Making buffer solutions

Transcript

Content Reviewers:

Rishi Desai, MD, MPH

Buffer solutions contain relatively high concentrations of a weak acid and its conjugate base.

When small amounts of acid or base are added to the solution, buffers react with the added acid or base and resist large changes in pH.

Many biochemical reactions require specific buffers to work properly.

Therefore, making buffer solutions is an important laboratory skill in biochemistry.

For a brief review of how buffers work, let’s look at a generic buffer that consists of a weak acid, HA, and its conjugate base, A minus.

If an acid, H plus, is added to the buffer solution, the conjugate base A minus will react with it.

We can write the balanced equation for this acid-base neutralization reaction as A minus plus H plus gives HA.

If a base, OH minus, is added to the buffer solution, the weak acid HA will react with it.

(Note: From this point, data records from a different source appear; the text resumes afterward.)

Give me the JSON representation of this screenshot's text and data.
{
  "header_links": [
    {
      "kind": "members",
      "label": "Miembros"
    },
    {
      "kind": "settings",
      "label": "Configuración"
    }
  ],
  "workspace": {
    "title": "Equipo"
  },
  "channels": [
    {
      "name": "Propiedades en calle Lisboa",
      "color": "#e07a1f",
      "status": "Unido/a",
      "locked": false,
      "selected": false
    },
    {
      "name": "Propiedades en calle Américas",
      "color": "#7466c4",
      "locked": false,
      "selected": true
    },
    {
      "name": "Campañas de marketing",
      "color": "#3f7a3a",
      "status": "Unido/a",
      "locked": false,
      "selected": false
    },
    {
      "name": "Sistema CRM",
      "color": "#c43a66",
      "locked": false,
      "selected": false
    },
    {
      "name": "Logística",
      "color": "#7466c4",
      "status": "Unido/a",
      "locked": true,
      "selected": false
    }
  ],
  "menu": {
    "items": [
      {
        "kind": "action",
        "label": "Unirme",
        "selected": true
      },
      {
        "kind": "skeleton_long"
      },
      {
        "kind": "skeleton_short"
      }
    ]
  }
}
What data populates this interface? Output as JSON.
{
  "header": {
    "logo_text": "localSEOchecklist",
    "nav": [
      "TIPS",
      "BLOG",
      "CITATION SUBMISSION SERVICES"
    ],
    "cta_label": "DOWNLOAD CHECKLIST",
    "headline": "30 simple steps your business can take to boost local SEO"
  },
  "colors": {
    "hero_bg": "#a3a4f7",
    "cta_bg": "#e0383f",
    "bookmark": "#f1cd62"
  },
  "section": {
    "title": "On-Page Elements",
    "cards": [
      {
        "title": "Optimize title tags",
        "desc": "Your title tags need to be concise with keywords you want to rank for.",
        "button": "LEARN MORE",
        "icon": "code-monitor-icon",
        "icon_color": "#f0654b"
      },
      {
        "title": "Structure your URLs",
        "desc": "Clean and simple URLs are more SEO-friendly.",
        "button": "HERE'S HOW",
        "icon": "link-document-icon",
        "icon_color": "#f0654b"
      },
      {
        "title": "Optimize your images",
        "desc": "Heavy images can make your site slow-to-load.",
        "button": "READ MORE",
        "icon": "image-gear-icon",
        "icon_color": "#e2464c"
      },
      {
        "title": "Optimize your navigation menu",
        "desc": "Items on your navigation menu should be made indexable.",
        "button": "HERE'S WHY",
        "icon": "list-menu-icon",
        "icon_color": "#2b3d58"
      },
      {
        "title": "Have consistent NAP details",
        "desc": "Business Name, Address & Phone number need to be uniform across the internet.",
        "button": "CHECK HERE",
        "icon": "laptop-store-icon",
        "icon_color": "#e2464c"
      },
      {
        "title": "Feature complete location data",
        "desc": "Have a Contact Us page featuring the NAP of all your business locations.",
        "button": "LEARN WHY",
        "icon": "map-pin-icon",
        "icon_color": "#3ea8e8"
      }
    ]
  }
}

We can write the balanced equation for this acid-base neutralization reaction as OH minus plus HA gives H2O plus A minus.

Therefore, a buffer resists changes in pH because it contains both an acid, HA, to neutralize added OH minus ions and a base, A minus, to neutralize added H plus ions.

There are two ways to make a buffer solution.

The first way to make a buffer solution starts with an aqueous solution of a weak acid, HA.

Since weak acids have a low percent ionization, in aqueous solution, most of the weak acid will stay as HA, and only a small percentage of HA will turn into A minus.

So, to represent an aqueous solution of a weak acid HA, in our particulate diagram, we start out with four HA molecules, and zero A minus anions.

Water molecules are left out of the particulate diagram for clarity.

Next, we add a solid salt, NaA.

When NaA dissolves in water, NaA turns into the Na plus ion and the A minus anion.

So if we add four particles of NaA to the aqueous solution of HA, they will dissociate and form four Na plus ions and four A minus anions.

Buffers work the best when the concentrations of the weak acid, HA, and its conjugate base, A minus are equal.

Since we have four HA molecules and four A minus anions in solution, we have a good buffer solution.

There are also four sodium ions present in the solution; however, sodium ions don’t react with water.

Since the sodium ions don’t react with water, they don’t affect the pH.

The second way to make a buffer solution also starts with an aqueous solution of a weak acid, HA.

However, this time, instead of adding a salt, we will add a strong base.

This time let’s start with 8 HA molecules in the particulate diagram.

Our next step is to add an aqueous solution of sodium hydroxide.

Sodium hydroxide is a strong base that dissociates into sodium ions, Na plus, and hydroxide ions, OH minus, when dissolved in water.

OH minus reacts with HA in an acid-base neutralization reaction to form H2O and A minus.

So, in the particulate diagram, if we pour in a solution that contains four particles of OH minus, the four OH minus ions will react with four HA molecules to form four A minus ions.

So, after the acid-base neutralization reaction is complete, we are left with four HA molecules and four A minus anions.

Since we have equal amounts of HA and A minus, we have a good buffer solution.

Since we added four particles of OH minus, we would also have four sodium ions in solution.

Notice how the buffer solution that we made the second way is identical to the buffer solution that we made the first way.

They both have four HA molecules, four A minus anions, and four Na plus ions.

Now that we know how to make buffers, let’s look at why buffers are most effective over a certain pH range.

Since buffers work the best when the concentration of HA and A minus are equal, let’s find the optimal pH for a buffer.

To find the pH of a buffer solution, we use the Henderson-Hasselbalch equation which says that the pH is equal to the pKa of the weak acid plus the log of the concentration of A minus divided by the concentration of HA.

Since the concentrations of A minus and HA are equal, the ratio of A minus to HA is one to one.

Since the log of one is equal to zero, the pH of the buffer solution is equal to the pKa of the weak acid.

If we add enough acid or base, eventually a buffer stops being effective.

This is often called “breaking a buffer.”

Let’s start with a buffer solution that has equal concentrations of HA and A minus.

If we add H plus to the buffer solution, the A minus reacts with the H plus to form HA.

Therefore, adding acid causes the concentration of A minus to decrease and the concentration of HA to increase.

When the ratio of A minus to HA becomes less than 1:10, buffer solutions “break” and lose their buffering action.

If we plug in a ratio of 1:10 in the Henderson-Hasselbalch equation, the log of 1 divided by 10 is negative one.

So the pH of the solution is equal to the pKa minus one.